Items from a data source:
==========

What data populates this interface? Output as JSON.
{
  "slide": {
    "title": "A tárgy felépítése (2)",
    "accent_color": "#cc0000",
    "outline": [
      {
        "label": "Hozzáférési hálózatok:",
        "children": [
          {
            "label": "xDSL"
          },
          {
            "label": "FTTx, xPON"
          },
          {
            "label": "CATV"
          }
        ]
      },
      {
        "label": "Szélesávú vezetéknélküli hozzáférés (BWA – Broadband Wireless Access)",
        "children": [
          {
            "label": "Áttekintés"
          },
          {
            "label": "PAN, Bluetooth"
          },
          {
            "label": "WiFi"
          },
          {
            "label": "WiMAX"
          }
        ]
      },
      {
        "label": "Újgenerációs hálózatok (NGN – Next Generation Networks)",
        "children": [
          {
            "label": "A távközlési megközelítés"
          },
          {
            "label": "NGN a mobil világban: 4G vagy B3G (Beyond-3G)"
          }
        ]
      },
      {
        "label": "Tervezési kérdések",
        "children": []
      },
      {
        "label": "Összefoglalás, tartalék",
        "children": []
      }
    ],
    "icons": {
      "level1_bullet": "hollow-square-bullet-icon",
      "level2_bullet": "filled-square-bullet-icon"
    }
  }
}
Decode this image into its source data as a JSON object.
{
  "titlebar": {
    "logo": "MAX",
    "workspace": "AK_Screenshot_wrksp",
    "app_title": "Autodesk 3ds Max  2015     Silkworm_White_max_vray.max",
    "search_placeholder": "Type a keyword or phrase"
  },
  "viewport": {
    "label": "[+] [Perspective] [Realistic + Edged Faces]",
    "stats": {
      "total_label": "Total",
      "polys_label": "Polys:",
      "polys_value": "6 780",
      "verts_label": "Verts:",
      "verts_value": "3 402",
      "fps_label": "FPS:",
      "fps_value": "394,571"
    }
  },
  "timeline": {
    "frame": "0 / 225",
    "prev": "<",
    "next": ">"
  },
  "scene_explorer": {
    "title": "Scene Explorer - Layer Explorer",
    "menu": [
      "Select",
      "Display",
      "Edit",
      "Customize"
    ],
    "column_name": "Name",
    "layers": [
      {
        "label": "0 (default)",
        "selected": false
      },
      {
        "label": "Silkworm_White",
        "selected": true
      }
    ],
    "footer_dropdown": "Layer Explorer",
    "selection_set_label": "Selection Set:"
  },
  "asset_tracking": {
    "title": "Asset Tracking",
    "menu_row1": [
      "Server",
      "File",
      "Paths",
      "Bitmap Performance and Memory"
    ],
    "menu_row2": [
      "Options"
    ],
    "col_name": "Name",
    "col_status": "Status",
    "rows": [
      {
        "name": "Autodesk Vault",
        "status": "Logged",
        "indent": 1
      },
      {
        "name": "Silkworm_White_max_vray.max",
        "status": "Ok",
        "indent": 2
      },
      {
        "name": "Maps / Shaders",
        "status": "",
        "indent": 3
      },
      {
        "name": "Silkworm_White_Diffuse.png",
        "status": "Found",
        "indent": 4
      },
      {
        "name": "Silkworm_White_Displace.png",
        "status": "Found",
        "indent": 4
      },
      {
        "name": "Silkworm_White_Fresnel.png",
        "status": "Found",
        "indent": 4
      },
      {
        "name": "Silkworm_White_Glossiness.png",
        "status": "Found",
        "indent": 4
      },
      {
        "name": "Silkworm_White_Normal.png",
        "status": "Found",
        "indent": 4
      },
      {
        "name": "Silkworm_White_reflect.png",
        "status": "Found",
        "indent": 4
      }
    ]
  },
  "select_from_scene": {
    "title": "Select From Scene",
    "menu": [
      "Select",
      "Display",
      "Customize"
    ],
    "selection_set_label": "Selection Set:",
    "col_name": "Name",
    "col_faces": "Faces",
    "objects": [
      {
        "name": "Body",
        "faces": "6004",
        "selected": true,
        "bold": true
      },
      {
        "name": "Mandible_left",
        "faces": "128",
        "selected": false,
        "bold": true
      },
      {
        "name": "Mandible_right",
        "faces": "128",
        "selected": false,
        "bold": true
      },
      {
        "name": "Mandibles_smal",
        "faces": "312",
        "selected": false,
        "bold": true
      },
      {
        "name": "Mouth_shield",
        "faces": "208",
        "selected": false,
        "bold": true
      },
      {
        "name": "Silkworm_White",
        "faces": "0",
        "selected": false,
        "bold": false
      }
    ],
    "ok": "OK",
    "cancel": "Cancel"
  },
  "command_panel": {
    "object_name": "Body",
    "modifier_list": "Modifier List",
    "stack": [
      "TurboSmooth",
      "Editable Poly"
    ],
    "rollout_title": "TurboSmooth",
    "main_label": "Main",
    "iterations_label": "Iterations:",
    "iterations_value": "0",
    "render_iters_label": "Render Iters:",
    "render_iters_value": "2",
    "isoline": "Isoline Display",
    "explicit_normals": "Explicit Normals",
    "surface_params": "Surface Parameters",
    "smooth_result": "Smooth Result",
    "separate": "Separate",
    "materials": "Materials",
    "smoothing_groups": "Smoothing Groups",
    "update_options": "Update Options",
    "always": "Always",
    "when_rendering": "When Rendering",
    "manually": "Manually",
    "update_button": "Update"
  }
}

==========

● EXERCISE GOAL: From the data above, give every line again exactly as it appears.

● RESULT FOR THIS EXERCISE:
What data populates this interface? Output as JSON.
{
  "slide": {
    "title": "A tárgy felépítése (2)",
    "accent_color": "#cc0000",
    "outline": [
      {
        "label": "Hozzáférési hálózatok:",
        "children": [
          {
            "label": "xDSL"
          },
          {
            "label": "FTTx, xPON"
          },
          {
            "label": "CATV"
          }
        ]
      },
      {
        "label": "Szélesávú vezetéknélküli hozzáférés (BWA – Broadband Wireless Access)",
        "children": [
          {
            "label": "Áttekintés"
          },
          {
            "label": "PAN, Bluetooth"
          },
          {
            "label": "WiFi"
          },
          {
            "label": "WiMAX"
          }
        ]
      },
      {
        "label": "Újgenerációs hálózatok (NGN – Next Generation Networks)",
        "children": [
          {
            "label": "A távközlési megközelítés"
          },
          {
            "label": "NGN a mobil világban: 4G vagy B3G (Beyond-3G)"
          }
        ]
      },
      {
        "label": "Tervezési kérdések",
        "children": []
      },
      {
        "label": "Összefoglalás, tartalék",
        "children": []
      }
    ],
    "icons": {
      "level1_bullet": "hollow-square-bullet-icon",
      "level2_bullet": "filled-square-bullet-icon"
    }
  }
}
Decode this image into its source data as a JSON object.
{
  "titlebar": {
    "logo": "MAX",
    "workspace": "AK_Screenshot_wrksp",
    "app_title": "Autodesk 3ds Max  2015     Silkworm_White_max_vray.max",
    "search_placeholder": "Type a keyword or phrase"
  },
  "viewport": {
    "label": "[+] [Perspective] [Realistic + Edged Faces]",
    "stats": {
      "total_label": "Total",
      "polys_label": "Polys:",
      "polys_value": "6 780",
      "verts_label": "Verts:",
      "verts_value": "3 402",
      "fps_label": "FPS:",
      "fps_value": "394,571"
    }
  },
  "timeline": {
    "frame": "0 / 225",
    "prev": "<",
    "next": ">"
  },
  "scene_explorer": {
    "title": "Scene Explorer - Layer Explorer",
    "menu": [
      "Select",
      "Display",
      "Edit",
      "Customize"
    ],
    "column_name": "Name",
    "layers": [
      {
        "label": "0 (default)",
        "selected": false
      },
      {
        "label": "Silkworm_White",
        "selected": true
      }
    ],
    "footer_dropdown": "Layer Explorer",
    "selection_set_label": "Selection Set:"
  },
  "asset_tracking": {
    "title": "Asset Tracking",
    "menu_row1": [
      "Server",
      "File",
      "Paths",
      "Bitmap Performance and Memory"
    ],
    "menu_row2": [
      "Options"
    ],
    "col_name": "Name",
    "col_status": "Status",
    "rows": [
      {
        "name": "Autodesk Vault",
        "status": "Logged",
        "indent": 1
      },
      {
        "name": "Silkworm_White_max_vray.max",
        "status": "Ok",
        "indent": 2
      },
      {
        "name": "Maps / Shaders",
        "status": "",
        "indent": 3
      },
      {
        "name": "Silkworm_White_Diffuse.png",
        "status": "Found",
        "indent": 4
      },
      {
        "name": "Silkworm_White_Displace.png",
        "status": "Found",
        "indent": 4
      },
      {
        "name": "Silkworm_White_Fresnel.png",
        "status": "Found",
        "indent": 4
      },
      {
        "name": "Silkworm_White_Glossiness.png",
        "status": "Found",
        "indent": 4
      },
      {
        "name": "Silkworm_White_Normal.png",
        "status": "Found",
        "indent": 4
      },
      {
        "name": "Silkworm_White_reflect.png",
        "status": "Found",
        "indent": 4
      }
    ]
  },
  "select_from_scene": {
    "title": "Select From Scene",
    "menu": [
      "Select",
      "Display",
      "Customize"
    ],
    "selection_set_label": "Selection Set:",
    "col_name": "Name",
    "col_faces": "Faces",
    "objects": [
      {
        "name": "Body",
        "faces": "6004",
        "selected": true,
        "bold": true
      },
      {
        "name": "Mandible_left",
        "faces": "128",
        "selected": false,
        "bold": true
      },
      {
        "name": "Mandible_right",
        "faces": "128",
        "selected": false,
        "bold": true
      },
      {
        "name": "Mandibles_smal",
        "faces": "312",
        "selected": false,
        "bold": true
      },
      {
        "name": "Mouth_shield",
        "faces": "208",
        "selected": false,
        "bold": true
      },
      {
        "name": "Silkworm_White",
        "faces": "0",
        "selected": false,
        "bold": false
      }
    ],
    "ok": "OK",
    "cancel": "Cancel"
  },
  "command_panel": {
    "object_name": "Body",
    "modifier_list": "Modifier List",
    "stack": [
      "TurboSmooth",
      "Editable Poly"
    ],
    "rollout_title": "TurboSmooth",
    "main_label": "Main",
    "iterations_label": "Iterations:",
    "iterations_value": "0",
    "render_iters_label": "Render Iters:",
    "render_iters_value": "2",
    "isoline": "Isoline Display",
    "explicit_normals": "Explicit Normals",
    "surface_params": "Surface Parameters",
    "smooth_result": "Smooth Result",
    "separate": "Separate",
    "materials": "Materials",
    "smoothing_groups": "Smoothing Groups",
    "update_options": "Update Options",
    "always": "Always",
    "when_rendering": "When Rendering",
    "manually": "Manually",
    "update_button": "Update"
  }
}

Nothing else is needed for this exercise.